TASK TO COMPLETE
Every line of the entries below that includes "this" belongs in the answer, copied as written.

Stored items from a collection:
>>>

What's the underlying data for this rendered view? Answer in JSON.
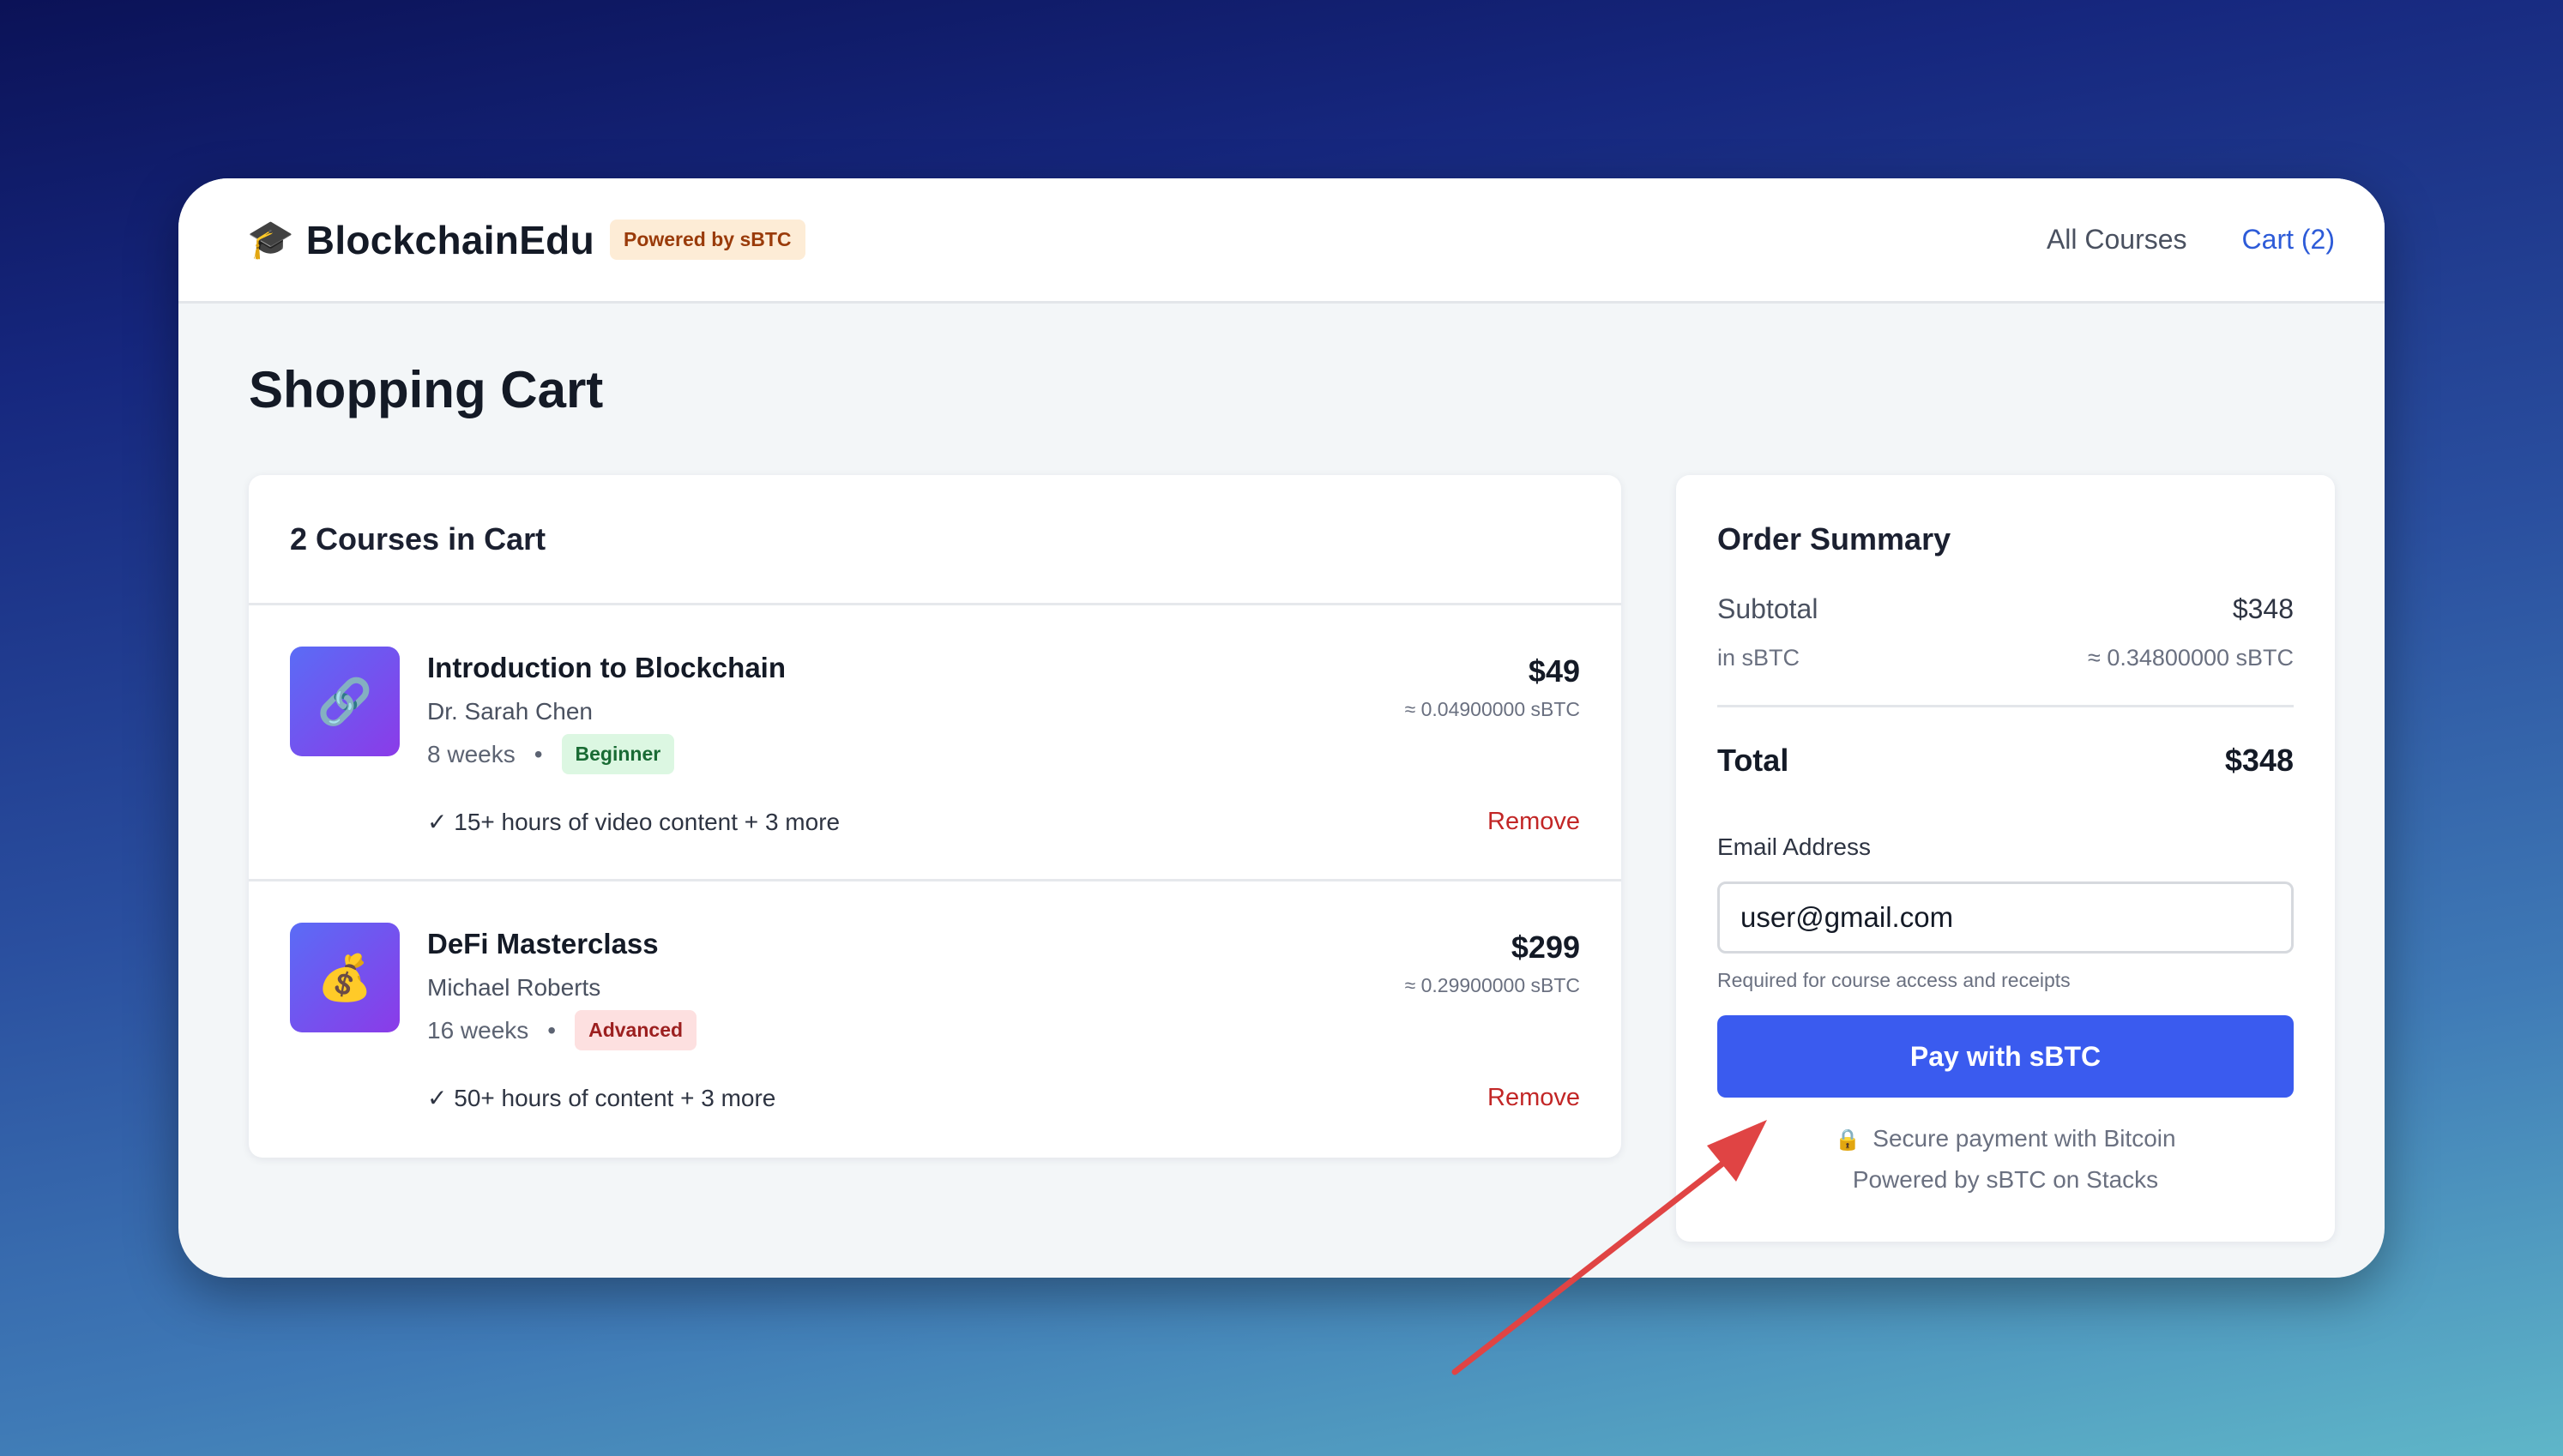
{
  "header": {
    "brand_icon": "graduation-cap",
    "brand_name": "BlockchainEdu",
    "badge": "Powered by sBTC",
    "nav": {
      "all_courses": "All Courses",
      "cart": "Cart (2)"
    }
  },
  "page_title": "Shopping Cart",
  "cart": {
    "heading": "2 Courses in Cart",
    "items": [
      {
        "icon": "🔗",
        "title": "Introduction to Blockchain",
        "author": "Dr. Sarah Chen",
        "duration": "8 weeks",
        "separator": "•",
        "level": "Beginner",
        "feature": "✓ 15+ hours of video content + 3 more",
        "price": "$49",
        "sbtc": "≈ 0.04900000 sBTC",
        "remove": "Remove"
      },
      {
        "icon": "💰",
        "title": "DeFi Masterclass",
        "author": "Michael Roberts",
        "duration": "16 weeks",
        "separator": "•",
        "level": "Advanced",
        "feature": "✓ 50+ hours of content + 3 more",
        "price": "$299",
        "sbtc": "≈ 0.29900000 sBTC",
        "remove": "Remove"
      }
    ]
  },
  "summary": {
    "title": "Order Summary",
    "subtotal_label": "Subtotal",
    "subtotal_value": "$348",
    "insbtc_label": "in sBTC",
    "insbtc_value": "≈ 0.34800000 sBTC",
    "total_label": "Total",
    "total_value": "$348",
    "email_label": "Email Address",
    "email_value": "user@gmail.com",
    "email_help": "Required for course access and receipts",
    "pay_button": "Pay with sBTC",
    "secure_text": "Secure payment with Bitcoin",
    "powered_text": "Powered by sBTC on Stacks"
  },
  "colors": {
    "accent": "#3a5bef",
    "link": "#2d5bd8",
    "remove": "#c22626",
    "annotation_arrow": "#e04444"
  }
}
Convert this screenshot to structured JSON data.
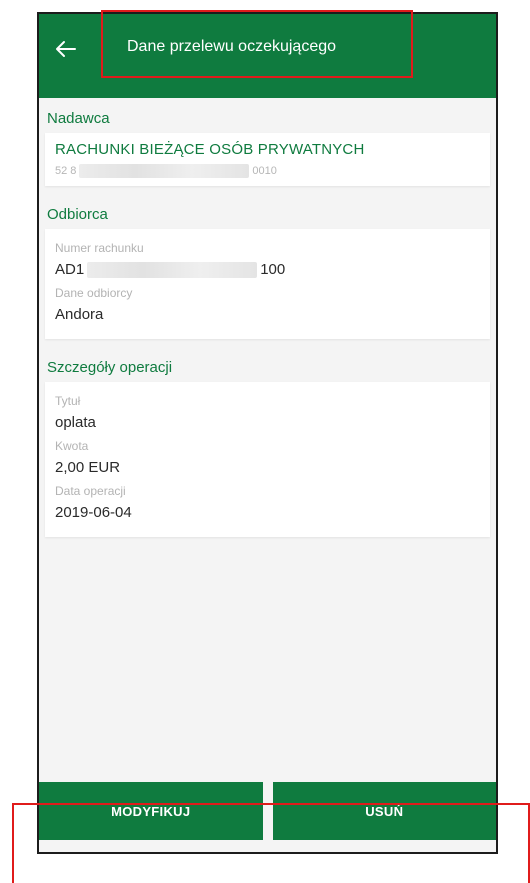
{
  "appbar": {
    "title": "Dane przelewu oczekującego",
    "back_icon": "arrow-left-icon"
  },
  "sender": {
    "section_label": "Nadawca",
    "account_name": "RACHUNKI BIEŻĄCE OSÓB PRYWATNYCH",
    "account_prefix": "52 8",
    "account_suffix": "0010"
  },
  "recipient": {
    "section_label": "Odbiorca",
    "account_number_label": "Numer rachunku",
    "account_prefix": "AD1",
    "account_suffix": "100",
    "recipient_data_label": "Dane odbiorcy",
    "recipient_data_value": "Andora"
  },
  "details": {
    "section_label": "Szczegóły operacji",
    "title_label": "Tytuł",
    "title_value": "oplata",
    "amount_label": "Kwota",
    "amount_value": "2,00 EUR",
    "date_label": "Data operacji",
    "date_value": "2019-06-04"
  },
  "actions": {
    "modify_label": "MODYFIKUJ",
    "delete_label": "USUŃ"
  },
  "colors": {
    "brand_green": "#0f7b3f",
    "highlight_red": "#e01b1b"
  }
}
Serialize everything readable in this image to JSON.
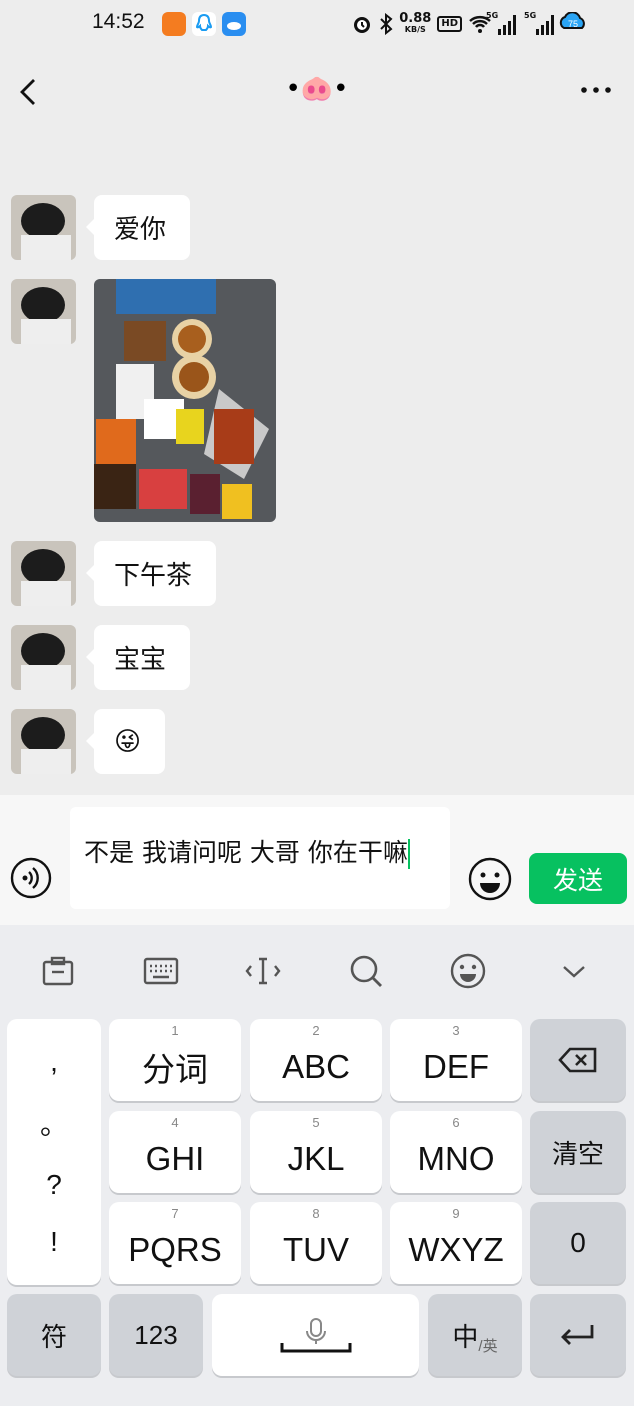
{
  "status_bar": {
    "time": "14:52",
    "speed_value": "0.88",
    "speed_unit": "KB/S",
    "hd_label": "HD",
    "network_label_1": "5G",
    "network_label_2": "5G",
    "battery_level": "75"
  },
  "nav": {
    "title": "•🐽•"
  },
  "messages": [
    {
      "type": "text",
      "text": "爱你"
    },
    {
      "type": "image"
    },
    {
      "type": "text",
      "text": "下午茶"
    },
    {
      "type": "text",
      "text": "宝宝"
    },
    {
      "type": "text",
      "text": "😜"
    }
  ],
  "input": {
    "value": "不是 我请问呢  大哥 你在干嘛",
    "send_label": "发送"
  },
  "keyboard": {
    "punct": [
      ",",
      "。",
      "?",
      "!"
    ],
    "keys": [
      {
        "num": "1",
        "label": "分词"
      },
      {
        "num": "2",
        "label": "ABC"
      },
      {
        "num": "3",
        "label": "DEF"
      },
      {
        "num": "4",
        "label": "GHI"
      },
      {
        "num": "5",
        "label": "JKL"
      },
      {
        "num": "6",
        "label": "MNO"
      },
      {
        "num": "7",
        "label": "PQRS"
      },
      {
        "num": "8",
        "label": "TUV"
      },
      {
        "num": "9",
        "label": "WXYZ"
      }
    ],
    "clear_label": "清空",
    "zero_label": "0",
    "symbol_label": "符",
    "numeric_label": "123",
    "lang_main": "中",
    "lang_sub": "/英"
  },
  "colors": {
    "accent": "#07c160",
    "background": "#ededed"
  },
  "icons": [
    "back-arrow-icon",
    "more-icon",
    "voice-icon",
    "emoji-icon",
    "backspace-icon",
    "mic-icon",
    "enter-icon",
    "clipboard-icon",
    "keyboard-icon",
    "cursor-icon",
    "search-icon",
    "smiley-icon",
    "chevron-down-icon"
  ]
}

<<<

YOUR SOLUTION
What's the underlying data for this rendered view? Answer in JSON.
Convert this screenshot to structured JSON data.
Serialize everything readable in this image to JSON.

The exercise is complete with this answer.